▸ **Your assignment**: Look through the data below and show every line that includes "title".

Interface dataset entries
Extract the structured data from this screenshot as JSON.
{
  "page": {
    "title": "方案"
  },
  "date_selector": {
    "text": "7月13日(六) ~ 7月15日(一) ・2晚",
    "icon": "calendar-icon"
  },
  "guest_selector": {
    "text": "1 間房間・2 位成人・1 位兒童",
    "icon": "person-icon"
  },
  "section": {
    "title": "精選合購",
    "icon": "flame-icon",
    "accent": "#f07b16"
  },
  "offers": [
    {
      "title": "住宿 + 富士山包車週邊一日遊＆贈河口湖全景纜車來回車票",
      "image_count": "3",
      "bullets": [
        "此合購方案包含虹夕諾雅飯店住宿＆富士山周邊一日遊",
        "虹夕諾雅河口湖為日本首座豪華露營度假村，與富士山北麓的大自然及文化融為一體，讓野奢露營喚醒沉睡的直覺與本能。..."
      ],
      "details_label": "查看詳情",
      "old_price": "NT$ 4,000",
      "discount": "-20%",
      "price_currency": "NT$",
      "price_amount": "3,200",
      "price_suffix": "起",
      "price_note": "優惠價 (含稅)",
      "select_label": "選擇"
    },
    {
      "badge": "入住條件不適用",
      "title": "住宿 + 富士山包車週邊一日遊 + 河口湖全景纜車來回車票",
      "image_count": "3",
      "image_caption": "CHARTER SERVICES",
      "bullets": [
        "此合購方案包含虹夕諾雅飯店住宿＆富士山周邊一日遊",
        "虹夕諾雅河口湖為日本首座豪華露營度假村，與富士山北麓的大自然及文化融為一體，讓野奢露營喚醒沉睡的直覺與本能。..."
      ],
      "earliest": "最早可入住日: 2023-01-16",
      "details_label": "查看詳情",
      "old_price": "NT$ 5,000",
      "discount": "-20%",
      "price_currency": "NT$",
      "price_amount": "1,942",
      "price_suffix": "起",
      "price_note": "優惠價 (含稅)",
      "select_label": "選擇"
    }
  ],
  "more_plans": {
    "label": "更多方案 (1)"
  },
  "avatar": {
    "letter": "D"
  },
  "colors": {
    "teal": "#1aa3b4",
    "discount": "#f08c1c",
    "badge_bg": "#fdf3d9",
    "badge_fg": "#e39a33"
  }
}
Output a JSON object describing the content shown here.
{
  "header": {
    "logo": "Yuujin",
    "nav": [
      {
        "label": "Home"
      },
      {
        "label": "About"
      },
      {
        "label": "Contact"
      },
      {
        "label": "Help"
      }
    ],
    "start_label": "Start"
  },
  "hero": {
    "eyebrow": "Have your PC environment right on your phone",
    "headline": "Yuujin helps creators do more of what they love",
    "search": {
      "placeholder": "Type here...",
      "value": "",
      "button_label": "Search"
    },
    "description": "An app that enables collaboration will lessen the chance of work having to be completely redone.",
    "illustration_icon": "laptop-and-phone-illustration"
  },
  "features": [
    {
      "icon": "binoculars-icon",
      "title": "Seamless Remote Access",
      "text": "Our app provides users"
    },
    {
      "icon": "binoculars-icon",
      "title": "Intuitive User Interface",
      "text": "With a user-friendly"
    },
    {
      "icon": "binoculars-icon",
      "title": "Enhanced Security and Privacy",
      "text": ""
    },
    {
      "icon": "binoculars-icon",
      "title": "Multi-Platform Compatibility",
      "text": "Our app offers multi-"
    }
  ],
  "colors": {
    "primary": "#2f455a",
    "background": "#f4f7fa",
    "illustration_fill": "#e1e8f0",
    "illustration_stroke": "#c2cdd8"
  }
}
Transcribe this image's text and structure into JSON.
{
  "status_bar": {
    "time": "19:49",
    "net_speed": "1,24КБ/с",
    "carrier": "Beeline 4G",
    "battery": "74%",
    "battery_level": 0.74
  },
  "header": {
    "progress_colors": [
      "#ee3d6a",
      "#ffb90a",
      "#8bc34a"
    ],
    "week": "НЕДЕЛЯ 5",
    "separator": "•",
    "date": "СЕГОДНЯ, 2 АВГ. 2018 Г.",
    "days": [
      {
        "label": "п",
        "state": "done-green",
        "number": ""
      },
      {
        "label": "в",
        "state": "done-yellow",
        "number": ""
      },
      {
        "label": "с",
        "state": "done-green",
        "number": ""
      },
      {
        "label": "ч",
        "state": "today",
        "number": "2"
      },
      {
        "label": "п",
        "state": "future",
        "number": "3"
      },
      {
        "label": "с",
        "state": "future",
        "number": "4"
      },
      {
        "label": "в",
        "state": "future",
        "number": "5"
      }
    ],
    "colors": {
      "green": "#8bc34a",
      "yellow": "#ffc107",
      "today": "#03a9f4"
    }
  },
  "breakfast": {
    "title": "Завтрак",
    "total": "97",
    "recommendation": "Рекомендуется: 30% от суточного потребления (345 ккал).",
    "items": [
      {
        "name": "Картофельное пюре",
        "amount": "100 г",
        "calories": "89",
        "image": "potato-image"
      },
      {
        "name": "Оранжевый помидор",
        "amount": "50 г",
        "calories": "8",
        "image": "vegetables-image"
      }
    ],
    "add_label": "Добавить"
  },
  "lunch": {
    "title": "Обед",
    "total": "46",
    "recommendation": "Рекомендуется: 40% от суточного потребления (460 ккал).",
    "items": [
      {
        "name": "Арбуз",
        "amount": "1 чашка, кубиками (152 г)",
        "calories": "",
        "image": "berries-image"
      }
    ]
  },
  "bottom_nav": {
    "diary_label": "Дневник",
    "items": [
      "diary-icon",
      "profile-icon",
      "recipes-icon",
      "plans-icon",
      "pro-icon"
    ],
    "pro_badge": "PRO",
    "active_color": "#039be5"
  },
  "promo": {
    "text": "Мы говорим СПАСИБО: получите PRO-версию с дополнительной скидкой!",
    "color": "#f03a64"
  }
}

▸ **Output**:
    "title": "方案"
    "title": "精選合購",
      "title": "住宿 + 富士山包車週邊一日遊＆贈河口湖全景纜車來回車票",
      "title": "住宿 + 富士山包車週邊一日遊 + 河口湖全景纜車來回車票",
      "title": "Seamless Remote Access",
      "title": "Intuitive User Interface",
      "title": "Enhanced Security and Privacy",
      "title": "Multi-Platform Compatibility",
    "title": "Завтрак",
    "title": "Обед",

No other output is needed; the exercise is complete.